Lieberthal: Bats- 132; Hits- 45; Batting Average- 0.341
McEwing: Bats- 132; Hits- 45; Batting Average- 0.341
Suppose McEwing then batted 0.800 (4 hits in 5 at bats), and Lieberthal was perfect (3 hits in 3 at bats). Which player now has the higher batting average? Are you surprised?
Problems
Grades: 6th to 8th, 3rd to 5th
The Number System
Num & Ops Base Ten
Num & Ops Fractions
Algebraic Thinking
Compute fluently with multi-digit numbers and find common factors and multiples.
Perform operations with multi-digit whole numbers and with decimals to hundredths.
Understand the place value system.
Understand decimal notation for fractions, and compare decimal fractions.
Use the four operations with whole numbers to solve problems.
Solve problems involving the four operations, and identify and explain patterns in arithmetic.
Multiply and divide within 100.
Represent and solve problems involving multiplication and division.
3.OA.A.3, 3.OA.C.7, 3.OA.D.8, 4.OA.A.2, 4.OA.A.3, 4.NF.C.7, 5.NBT.A.3b, 5.NBT.B.6, 6.NS.B.2

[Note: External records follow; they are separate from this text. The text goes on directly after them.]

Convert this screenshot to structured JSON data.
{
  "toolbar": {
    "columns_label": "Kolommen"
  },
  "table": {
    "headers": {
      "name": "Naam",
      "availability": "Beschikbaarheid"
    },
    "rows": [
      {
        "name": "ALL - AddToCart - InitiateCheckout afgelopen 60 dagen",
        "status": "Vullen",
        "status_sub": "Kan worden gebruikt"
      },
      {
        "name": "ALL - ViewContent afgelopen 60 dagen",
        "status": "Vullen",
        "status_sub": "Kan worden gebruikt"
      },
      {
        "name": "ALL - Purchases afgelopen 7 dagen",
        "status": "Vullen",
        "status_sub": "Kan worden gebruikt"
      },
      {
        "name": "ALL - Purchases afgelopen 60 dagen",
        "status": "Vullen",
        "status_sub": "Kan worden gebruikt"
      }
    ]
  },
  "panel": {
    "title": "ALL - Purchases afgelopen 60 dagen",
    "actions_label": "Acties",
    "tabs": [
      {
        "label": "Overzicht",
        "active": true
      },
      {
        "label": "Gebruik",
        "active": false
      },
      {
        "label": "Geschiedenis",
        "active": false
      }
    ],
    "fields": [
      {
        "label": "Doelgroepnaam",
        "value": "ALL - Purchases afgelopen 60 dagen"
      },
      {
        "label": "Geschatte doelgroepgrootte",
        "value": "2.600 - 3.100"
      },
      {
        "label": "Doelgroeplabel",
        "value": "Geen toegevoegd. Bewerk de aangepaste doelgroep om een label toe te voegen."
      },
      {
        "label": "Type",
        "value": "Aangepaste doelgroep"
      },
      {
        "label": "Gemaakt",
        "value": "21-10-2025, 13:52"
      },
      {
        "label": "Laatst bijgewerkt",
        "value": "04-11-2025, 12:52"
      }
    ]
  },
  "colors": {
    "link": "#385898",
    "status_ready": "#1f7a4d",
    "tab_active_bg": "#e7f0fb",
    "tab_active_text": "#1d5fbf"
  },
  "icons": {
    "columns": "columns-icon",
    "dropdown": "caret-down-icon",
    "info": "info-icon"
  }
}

Every year, Arctic terns fly from the Arctic to the Antarctic and back, a distance of about 9000 miles each way. Suppose the birds fly at an average speed of 25 miles per hour for 12 hours a day. How many days of flying would be necessary to make the roundtrip?
Problems
Grades: 6th to 8th, 3rd to 5th
The Number System
Num & Ops Base Ten
Algebraic Thinking
Compute fluently with multi-digit numbers and find common factors and multiples.
Perform operations with multi-digit whole numbers and with decimals to hundredths.
Use place value understanding and properties of operations to perform multi-digit arithmetic.
Multiply and divide within 100.
3.OA.C.7, 4.NBT.B.5, 5.NBT.B.5, 5.NBT.B.6, 6.NS.B.2